A couple of things to note about this type of projections. First, it is highly sensitive to small changes in variables such as immigration levels, longevity, fertility, etc.
To show how fragile these projections can be, just remember Ireland in 1989. High emigration, low immigration; who would have imagined that within 10 years everything would be turned upside down. If it’s hard to project demographics over a decade, try attempting it over multiple decades.
Second, age and pension-dependency ratios are also a product of policy. For instance, even under same variables, the above chart is out-of-date. The age range is 65. But Irish policy is to increase the pension age to 68 by 2028. This will improve the dependency ratio under current projections.

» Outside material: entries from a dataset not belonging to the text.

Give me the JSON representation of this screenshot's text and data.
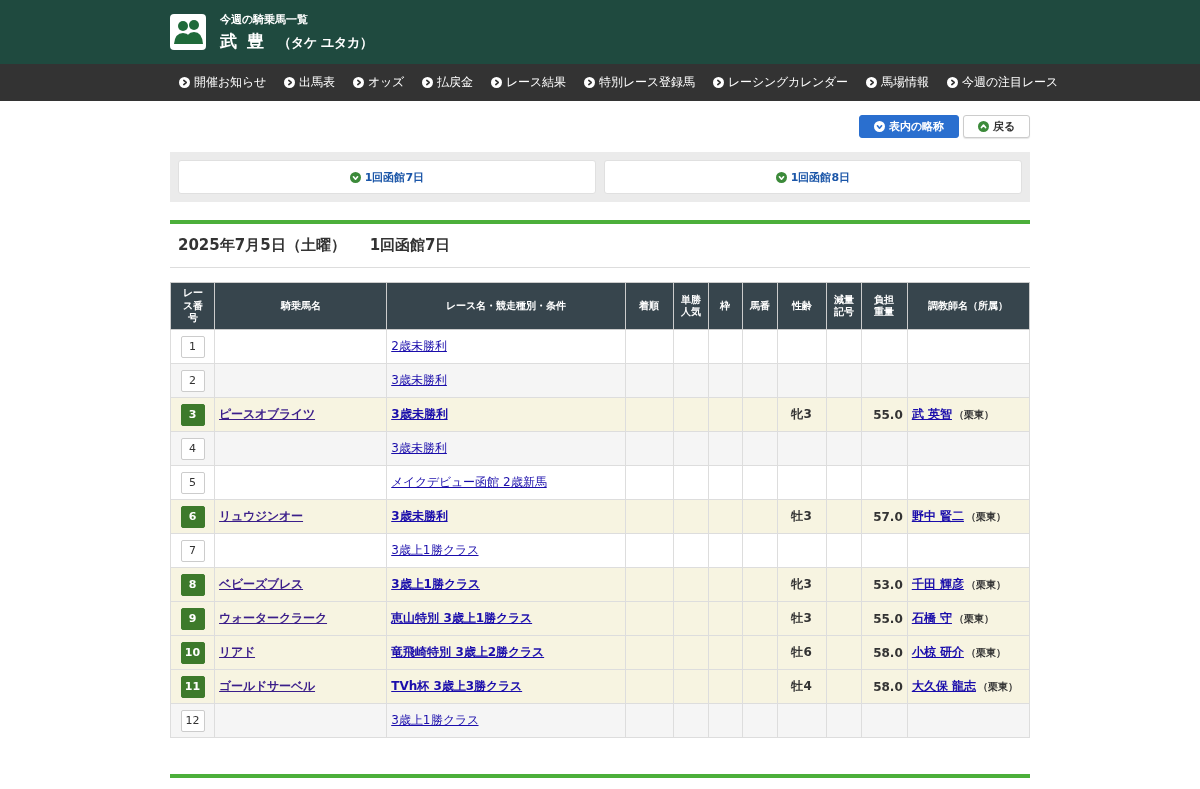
{
  "header": {
    "subtitle": "今週の騎乗馬一覧",
    "name": "武 豊",
    "reading": "（タケ ユタカ）"
  },
  "nav": [
    {
      "label": "開催お知らせ"
    },
    {
      "label": "出馬表"
    },
    {
      "label": "オッズ"
    },
    {
      "label": "払戻金"
    },
    {
      "label": "レース結果"
    },
    {
      "label": "特別レース登録馬"
    },
    {
      "label": "レーシングカレンダー"
    },
    {
      "label": "馬場情報"
    },
    {
      "label": "今週の注目レース"
    }
  ],
  "buttons": [
    {
      "label": "表内の略称",
      "kind": "primary"
    },
    {
      "label": "戻る",
      "kind": "back"
    }
  ],
  "meet_tabs": [
    {
      "label": "1回函館7日"
    },
    {
      "label": "1回函館8日"
    }
  ],
  "day": {
    "date": "2025年7月5日（土曜）",
    "meeting": "1回函館7日"
  },
  "table": {
    "columns": [
      "レース番号",
      "騎乗馬名",
      "レース名・競走種別・条件",
      "着順",
      "単勝人気",
      "枠",
      "馬番",
      "性齢",
      "減量記号",
      "負担重量",
      "調教師名（所属）"
    ],
    "rows": [
      {
        "race_no": "1",
        "riding": false,
        "race": "2歳未勝利"
      },
      {
        "race_no": "2",
        "riding": false,
        "race": "3歳未勝利"
      },
      {
        "race_no": "3",
        "riding": true,
        "horse": "ピースオブライツ",
        "race": "3歳未勝利",
        "sex_age": "牝3",
        "weight": "55.0",
        "trainer": "武 英智",
        "affiliation": "（栗東）"
      },
      {
        "race_no": "4",
        "riding": false,
        "race": "3歳未勝利"
      },
      {
        "race_no": "5",
        "riding": false,
        "race": "メイクデビュー函館 2歳新馬"
      },
      {
        "race_no": "6",
        "riding": true,
        "horse": "リュウジンオー",
        "race": "3歳未勝利",
        "sex_age": "牡3",
        "weight": "57.0",
        "trainer": "野中 賢二",
        "affiliation": "（栗東）"
      },
      {
        "race_no": "7",
        "riding": false,
        "race": "3歳上1勝クラス"
      },
      {
        "race_no": "8",
        "riding": true,
        "horse": "ベビーズブレス",
        "race": "3歳上1勝クラス",
        "sex_age": "牝3",
        "weight": "53.0",
        "trainer": "千田 輝彦",
        "affiliation": "（栗東）"
      },
      {
        "race_no": "9",
        "riding": true,
        "horse": "ウォータークラーク",
        "race": "恵山特別 3歳上1勝クラス",
        "sex_age": "牡3",
        "weight": "55.0",
        "trainer": "石橋 守",
        "affiliation": "（栗東）"
      },
      {
        "race_no": "10",
        "riding": true,
        "horse": "リアド",
        "race": "竜飛崎特別 3歳上2勝クラス",
        "sex_age": "牡6",
        "weight": "58.0",
        "trainer": "小椋 研介",
        "affiliation": "（栗東）"
      },
      {
        "race_no": "11",
        "riding": true,
        "horse": "ゴールドサーベル",
        "race": "TVh杯 3歳上3勝クラス",
        "sex_age": "牡4",
        "weight": "58.0",
        "trainer": "大久保 龍志",
        "affiliation": "（栗東）"
      },
      {
        "race_no": "12",
        "riding": false,
        "race": "3歳上1勝クラス"
      }
    ]
  }
}
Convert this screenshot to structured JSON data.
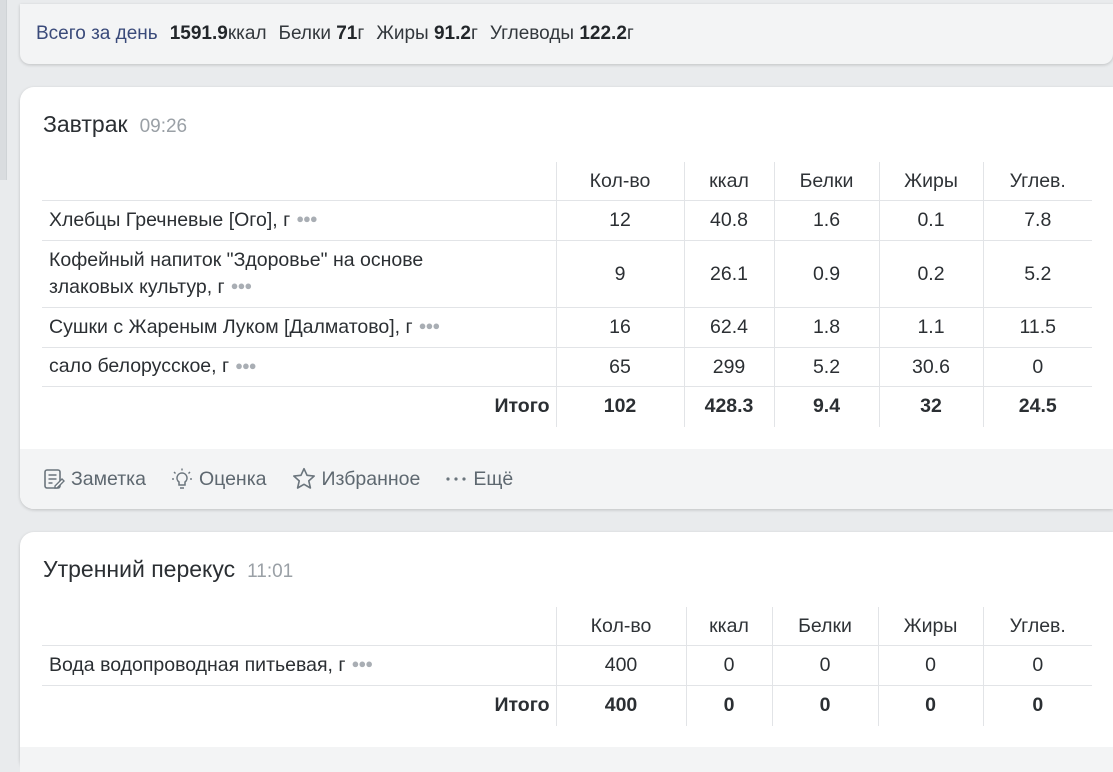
{
  "day_summary": {
    "title": "Всего за день",
    "kcal_value": "1591.9",
    "kcal_unit": "ккал",
    "protein_label": "Белки",
    "protein_value": "71",
    "protein_unit": "г",
    "fat_label": "Жиры",
    "fat_value": "91.2",
    "fat_unit": "г",
    "carbs_label": "Углеводы",
    "carbs_value": "122.2",
    "carbs_unit": "г"
  },
  "columns": {
    "qty": "Кол-во",
    "kcal": "ккал",
    "protein": "Белки",
    "fat": "Жиры",
    "carbs": "Углев."
  },
  "meals": [
    {
      "title": "Завтрак",
      "time": "09:26",
      "items": [
        {
          "name": "Хлебцы Гречневые [Ого], г",
          "qty": "12",
          "kcal": "40.8",
          "protein": "1.6",
          "fat": "0.1",
          "carbs": "7.8"
        },
        {
          "name_line1": "Кофейный напиток \"Здоровье\" на основе",
          "name_line2": "злаковых культур, г",
          "qty": "9",
          "kcal": "26.1",
          "protein": "0.9",
          "fat": "0.2",
          "carbs": "5.2"
        },
        {
          "name": "Сушки с Жареным Луком [Далматово], г",
          "qty": "16",
          "kcal": "62.4",
          "protein": "1.8",
          "fat": "1.1",
          "carbs": "11.5"
        },
        {
          "name": "сало белорусское, г",
          "qty": "65",
          "kcal": "299",
          "protein": "5.2",
          "fat": "30.6",
          "carbs": "0"
        }
      ],
      "total": {
        "label": "Итого",
        "qty": "102",
        "kcal": "428.3",
        "protein": "9.4",
        "fat": "32",
        "carbs": "24.5"
      },
      "actions": {
        "note": "Заметка",
        "rating": "Оценка",
        "favorite": "Избранное",
        "more": "Ещё"
      }
    },
    {
      "title": "Утренний перекус",
      "time": "11:01",
      "items": [
        {
          "name": "Вода водопроводная питьевая, г",
          "qty": "400",
          "kcal": "0",
          "protein": "0",
          "fat": "0",
          "carbs": "0"
        }
      ],
      "total": {
        "label": "Итого",
        "qty": "400",
        "kcal": "0",
        "protein": "0",
        "fat": "0",
        "carbs": "0"
      }
    }
  ],
  "icons": {
    "item_menu": "more-horizontal-icon",
    "note": "note-icon",
    "rating": "lightbulb-icon",
    "favorite": "star-icon",
    "more": "more-horizontal-icon"
  }
}
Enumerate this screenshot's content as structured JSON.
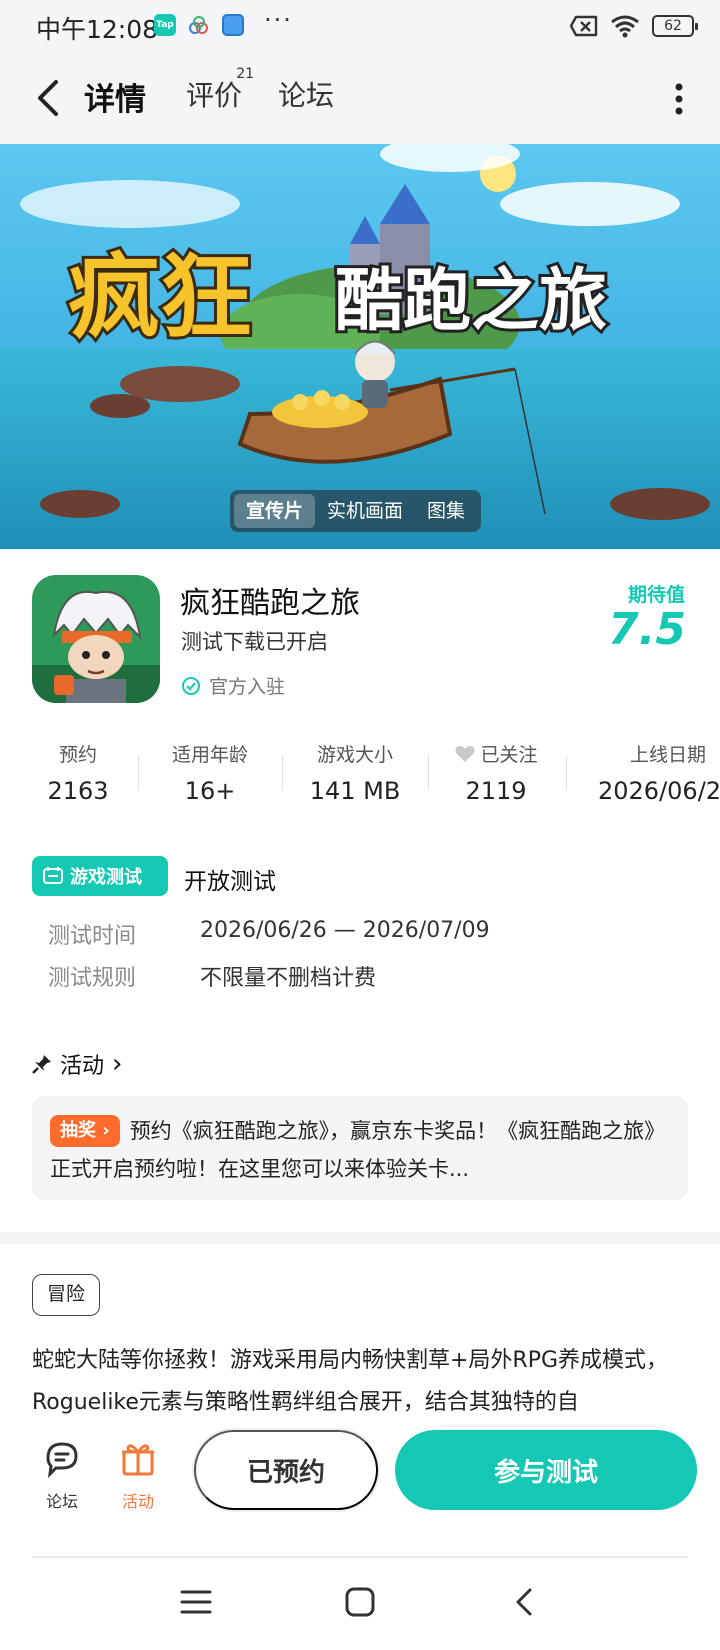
{
  "status_bar": {
    "time": "中午12:08",
    "app_icons": [
      "tap-icon",
      "cloud-icon",
      "wallet-icon"
    ],
    "tap_label": "Tap",
    "more": "···",
    "battery": "62"
  },
  "nav": {
    "tabs": [
      {
        "label": "详情",
        "active": true
      },
      {
        "label": "评价",
        "badge": "21"
      },
      {
        "label": "论坛"
      }
    ]
  },
  "hero": {
    "media_tabs": [
      {
        "label": "宣传片",
        "active": true
      },
      {
        "label": "实机画面"
      },
      {
        "label": "图集"
      }
    ],
    "banner_title_left": "疯狂",
    "banner_title_right": "酷跑之旅"
  },
  "game": {
    "title": "疯狂酷跑之旅",
    "status": "测试下载已开启",
    "official": "官方入驻",
    "expect_label": "期待值",
    "expect_value": "7.5"
  },
  "stats": [
    {
      "label": "预约",
      "value": "2163"
    },
    {
      "label": "适用年龄",
      "value": "16+"
    },
    {
      "label": "游戏大小",
      "value": "141 MB"
    },
    {
      "label": "已关注",
      "value": "2119"
    },
    {
      "label": "上线日期",
      "value": "2026/06/2"
    }
  ],
  "test": {
    "badge": "游戏测试",
    "type": "开放测试",
    "rows": [
      {
        "key": "测试时间",
        "value": "2026/06/26 — 2026/07/09"
      },
      {
        "key": "测试规则",
        "value": "不限量不删档计费"
      }
    ]
  },
  "activity": {
    "heading": "活动",
    "chevron": "›",
    "tag": "抽奖",
    "text": "预约《疯狂酷跑之旅》，赢京东卡奖品！《疯狂酷跑之旅》正式开启预约啦！在这里您可以来体验关卡..."
  },
  "genre_tag": "冒险",
  "description": "蛇蛇大陆等你拯救！游戏采用局内畅快割草+局外RPG养成模式，Roguelike元素与策略性羁绊组合展开，结合其独特的自",
  "action_bar": {
    "forum_label": "论坛",
    "activity_label": "活动",
    "reserved_label": "已预约",
    "join_label": "参与测试"
  },
  "colors": {
    "accent": "#14c8b4",
    "orange": "#ff6b2c",
    "activity_icon": "#f07a3a"
  }
}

Or how about this: the Government pledged to take in 4,000 Syrian refugees yet only 350 have arrived. If we were to have a more pro-active immigration policy, we could improve the dependency ratio.
Why do you think Germany committed to taking so many in? Under current projections, their dependency ratio will rise to a staggering 60 percent, with the population in decline (many EU countries are facing into falling populations).
That’s why what’s called the European ‘immigration crisis’ is actually a ‘social and economic opportunity’.
Again, this doesn’t under-estimate the challenge but hopefully it will point us to positive proposals, rather than an alarmist debate.
Just Outlaw It
The purpose of the inter-governmental report was to address the issue of raising the pension age while people were still required to retire at 65 years. The report calls for a number of interventions, mostly aspirational.
Why not just forbid forced retirement at the age of 65. Retirement should at least become mandatory only when someone is eligible for a state pension.
Or why not go further and just outlaw age-ism. People should be given a range of work-choices – continuing to work past the pension age, reduce working hours, or retire at the pension age. If someone is not considered fit to continue working in a company, it should be treated as a health and safety issue, not an issue of an arbitrary age.
There is no denying the complexity of the issues regarding ageing, pensions, life-time savings and the diminishing number of defined-benefit occupational schemes. We will need an informed debate based on evidence with proposals that are intended to enhance peoples’ life-options and living standards.
One might be pessimistic that this will happen when one considers the how debates over tax, spending cuts, competitiveness, etc. have been, and continue to be, conducted.
But one should live in hope – hopefully for a long, healthy and prosperous life-time.
Michael Taft is Research Officer with Unite the Union. His column appears here every Tuesday. He is author of the political economy blog, Unite’s Notes on the Front. Follow Michael on Twitter: @notesonthefront